Eckhart's performance is so captivating that his character's act of charm and sensitivity is all the more infuriating. When he asks Christine at lunch, "You feel this could be a relationship, right?" the temptation to vomit is considerable. That's the bravery of the film. Chad never learns his lesson, never becomes a better person. What's most revelatory about In the Company of Men is that it takes itself completely seriously and never even thinks about copping out. Chad's sociopathic outlook doesn't soften; if anything, he seems to go against almost all other male schemers in films with the generic label "comedy": he becomes worse and worse, until finally he's simply monstrous. Chad is a deliberately, finely constructed creature of unflinching loathing, a pathological liar whose emotional cruelty is only equaled by his limitless arrogance.
LaBute's dialogue may owe something to David Mamet, as does the corrupt workplace environment, which feels at least partly borrowed from Glengarry Glen Ross. However, LaBute does put some new spins on it, especially when writing for Howard and Christine. Of all of the attributes of the film, the pacing is probably its greatest strength. There is a definitive beginning, middle and end, with particularly well-molded prologues and epilogues. In the Company of Men's milieu is a kind of sickly banality, which is reinforced by LaBute's deceptively inert blocking and compositions. (Being a first-time filmmaker, this was very likely just a happy accident.)
In the Company of Men portrays two horrible fellows--one, a ruthless sociopath, the other a spineless, insecure schmuck--who do a horrible thing. Some have complained that Christine is portrayed to be too much of an angel of sorts, but this seems more like an assumption. And Christine's "choice" between the two--the handsomer man, attractive and remotely suave while being only superficially sweet and charming--doesn't inspire a terrible deal of confidence. What some critics (mainly men, but be that as it may) seem to think is excessively angelic behavior--being terribly sweet and charming, as well as being quite helpless--are actually characteristics of many women and are exactly what inspire Chad's decision that "she's perfect" for his callous plan.
In many ways, this is the perfect '90s film. It is a tale of two men representing the very worst certain male archetypes. In that happy-go-lucky decade of booming economic numbers and unaccountable businessmen making a killing through lies and distortions, matters of ethicality and propriety seemed to wane in import. The '00s have been just as morally dubious, but clouds of fear and anxiety have darkened the proceedings considerably. This is not to buy into the late Reverend Fallwell's belief that 9/11 was some sort of consequence of American amorality-- that God hid His face from us like ancient Israelites after a period of worshipping a golden calf.
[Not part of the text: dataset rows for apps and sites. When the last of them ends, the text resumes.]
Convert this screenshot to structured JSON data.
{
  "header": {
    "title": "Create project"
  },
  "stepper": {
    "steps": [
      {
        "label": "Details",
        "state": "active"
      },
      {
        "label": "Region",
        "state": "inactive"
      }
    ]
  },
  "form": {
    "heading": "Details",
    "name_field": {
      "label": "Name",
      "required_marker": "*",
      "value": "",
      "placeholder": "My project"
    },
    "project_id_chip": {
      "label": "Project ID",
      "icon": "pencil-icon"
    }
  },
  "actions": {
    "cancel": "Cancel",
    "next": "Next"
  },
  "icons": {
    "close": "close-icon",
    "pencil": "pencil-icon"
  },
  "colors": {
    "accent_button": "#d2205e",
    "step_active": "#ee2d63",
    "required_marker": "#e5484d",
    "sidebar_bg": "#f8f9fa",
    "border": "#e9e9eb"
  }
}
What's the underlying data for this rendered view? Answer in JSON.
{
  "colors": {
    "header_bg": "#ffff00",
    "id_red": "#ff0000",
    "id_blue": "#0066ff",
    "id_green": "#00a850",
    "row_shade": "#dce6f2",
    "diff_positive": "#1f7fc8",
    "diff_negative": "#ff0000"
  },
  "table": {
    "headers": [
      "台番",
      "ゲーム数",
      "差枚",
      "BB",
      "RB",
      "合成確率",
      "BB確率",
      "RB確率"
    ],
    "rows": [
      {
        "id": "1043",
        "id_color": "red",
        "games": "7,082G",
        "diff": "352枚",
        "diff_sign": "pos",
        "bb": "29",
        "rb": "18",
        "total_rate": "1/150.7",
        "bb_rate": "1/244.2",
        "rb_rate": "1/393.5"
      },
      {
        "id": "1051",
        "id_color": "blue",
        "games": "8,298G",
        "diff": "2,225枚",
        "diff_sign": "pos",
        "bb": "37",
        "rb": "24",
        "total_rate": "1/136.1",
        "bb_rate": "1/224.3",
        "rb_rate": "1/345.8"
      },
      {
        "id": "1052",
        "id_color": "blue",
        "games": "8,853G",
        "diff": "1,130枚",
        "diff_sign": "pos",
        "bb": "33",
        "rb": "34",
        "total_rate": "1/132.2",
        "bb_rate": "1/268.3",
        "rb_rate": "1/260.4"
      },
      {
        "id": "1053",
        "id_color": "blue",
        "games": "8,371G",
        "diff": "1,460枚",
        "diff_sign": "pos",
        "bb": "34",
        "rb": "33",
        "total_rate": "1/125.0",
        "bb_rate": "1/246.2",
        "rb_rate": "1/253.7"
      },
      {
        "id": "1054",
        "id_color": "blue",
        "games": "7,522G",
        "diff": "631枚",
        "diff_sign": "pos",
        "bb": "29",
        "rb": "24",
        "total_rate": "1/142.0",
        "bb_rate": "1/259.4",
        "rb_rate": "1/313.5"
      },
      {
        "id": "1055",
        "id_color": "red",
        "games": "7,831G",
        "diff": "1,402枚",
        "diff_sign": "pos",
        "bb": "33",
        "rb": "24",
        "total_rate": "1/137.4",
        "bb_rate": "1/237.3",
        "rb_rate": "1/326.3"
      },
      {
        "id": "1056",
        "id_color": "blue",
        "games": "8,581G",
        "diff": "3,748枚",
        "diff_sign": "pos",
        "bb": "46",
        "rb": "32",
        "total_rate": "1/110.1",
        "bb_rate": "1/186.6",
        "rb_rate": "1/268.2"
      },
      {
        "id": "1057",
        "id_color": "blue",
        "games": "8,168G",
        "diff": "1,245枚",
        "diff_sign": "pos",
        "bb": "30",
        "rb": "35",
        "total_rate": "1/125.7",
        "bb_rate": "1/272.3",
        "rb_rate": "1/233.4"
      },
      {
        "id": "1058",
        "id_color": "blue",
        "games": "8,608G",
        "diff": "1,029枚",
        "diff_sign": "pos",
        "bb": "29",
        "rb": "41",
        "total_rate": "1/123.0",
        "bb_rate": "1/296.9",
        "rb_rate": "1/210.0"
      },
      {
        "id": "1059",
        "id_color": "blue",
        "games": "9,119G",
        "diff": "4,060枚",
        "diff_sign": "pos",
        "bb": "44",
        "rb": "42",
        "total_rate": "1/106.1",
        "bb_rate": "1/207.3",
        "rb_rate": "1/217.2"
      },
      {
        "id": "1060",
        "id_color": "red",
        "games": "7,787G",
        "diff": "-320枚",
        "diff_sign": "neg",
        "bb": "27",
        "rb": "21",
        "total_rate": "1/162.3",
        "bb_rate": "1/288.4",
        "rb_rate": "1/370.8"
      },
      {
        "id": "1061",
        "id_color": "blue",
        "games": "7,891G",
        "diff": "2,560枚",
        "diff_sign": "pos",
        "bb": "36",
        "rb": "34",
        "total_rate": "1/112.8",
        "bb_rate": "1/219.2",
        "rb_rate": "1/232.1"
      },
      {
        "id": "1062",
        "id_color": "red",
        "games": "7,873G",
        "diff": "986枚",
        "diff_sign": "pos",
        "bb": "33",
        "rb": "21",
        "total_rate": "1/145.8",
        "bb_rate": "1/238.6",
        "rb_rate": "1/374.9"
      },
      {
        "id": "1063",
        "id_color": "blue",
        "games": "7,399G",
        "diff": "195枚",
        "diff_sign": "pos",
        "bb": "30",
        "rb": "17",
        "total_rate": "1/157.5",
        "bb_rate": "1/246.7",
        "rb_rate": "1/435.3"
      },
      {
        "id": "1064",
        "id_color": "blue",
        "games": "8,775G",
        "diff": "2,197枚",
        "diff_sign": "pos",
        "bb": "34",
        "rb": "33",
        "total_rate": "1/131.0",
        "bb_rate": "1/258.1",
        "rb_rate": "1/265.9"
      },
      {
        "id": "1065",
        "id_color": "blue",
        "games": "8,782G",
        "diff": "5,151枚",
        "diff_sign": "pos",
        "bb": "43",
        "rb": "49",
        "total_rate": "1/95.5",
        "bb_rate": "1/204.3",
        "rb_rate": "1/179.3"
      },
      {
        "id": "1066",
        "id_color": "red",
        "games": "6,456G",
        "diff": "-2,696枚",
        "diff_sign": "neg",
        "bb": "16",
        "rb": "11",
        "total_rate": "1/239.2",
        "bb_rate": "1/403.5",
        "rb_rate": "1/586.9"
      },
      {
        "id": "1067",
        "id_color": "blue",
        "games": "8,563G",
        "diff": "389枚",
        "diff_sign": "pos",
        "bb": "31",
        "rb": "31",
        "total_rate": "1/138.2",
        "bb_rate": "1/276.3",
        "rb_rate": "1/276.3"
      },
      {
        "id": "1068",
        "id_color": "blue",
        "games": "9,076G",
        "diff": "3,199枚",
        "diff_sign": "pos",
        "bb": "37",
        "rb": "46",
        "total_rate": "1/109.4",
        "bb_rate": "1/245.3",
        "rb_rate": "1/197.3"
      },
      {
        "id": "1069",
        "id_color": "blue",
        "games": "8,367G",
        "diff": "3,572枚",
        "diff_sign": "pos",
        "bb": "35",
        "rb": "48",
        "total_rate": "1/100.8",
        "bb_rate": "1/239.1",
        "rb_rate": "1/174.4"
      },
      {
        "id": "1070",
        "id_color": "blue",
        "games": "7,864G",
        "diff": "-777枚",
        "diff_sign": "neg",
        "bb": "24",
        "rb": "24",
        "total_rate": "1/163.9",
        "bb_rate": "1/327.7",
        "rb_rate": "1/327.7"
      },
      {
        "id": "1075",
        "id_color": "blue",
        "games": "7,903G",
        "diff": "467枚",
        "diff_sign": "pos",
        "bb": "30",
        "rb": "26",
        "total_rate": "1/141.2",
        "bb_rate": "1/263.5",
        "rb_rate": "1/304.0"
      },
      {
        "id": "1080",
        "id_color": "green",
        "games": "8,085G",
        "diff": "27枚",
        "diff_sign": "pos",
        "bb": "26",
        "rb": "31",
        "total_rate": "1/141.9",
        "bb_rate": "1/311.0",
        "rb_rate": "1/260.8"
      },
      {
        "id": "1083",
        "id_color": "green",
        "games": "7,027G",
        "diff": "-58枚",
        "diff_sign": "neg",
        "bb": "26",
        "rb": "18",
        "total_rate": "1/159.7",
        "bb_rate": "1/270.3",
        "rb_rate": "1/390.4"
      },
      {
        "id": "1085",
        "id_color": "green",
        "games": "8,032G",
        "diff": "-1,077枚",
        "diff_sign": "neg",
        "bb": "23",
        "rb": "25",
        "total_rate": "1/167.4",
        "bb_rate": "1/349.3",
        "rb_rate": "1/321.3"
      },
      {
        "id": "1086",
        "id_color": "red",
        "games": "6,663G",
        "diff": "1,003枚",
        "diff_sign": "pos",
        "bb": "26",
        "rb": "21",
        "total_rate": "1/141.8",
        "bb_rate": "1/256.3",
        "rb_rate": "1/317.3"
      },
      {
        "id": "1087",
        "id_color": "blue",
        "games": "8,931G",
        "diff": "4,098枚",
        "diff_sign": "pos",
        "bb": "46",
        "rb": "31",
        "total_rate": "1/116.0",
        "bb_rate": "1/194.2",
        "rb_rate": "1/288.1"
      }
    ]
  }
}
It's merely an approximation of the unserious, everyday turpitude of a certain era. The '80s may have been the decade of greed, when it was discovered that "greed" was "good" but the '90s were the decade of the wink and the smirk. This film arguably best exhibits this. And, as such, it ends remarkably perfectly. The unfeeling sociopath gets a blowjob at one in the morning, and the schmuck suffering from a wrecked conscience looks like a raving, mad lunatic.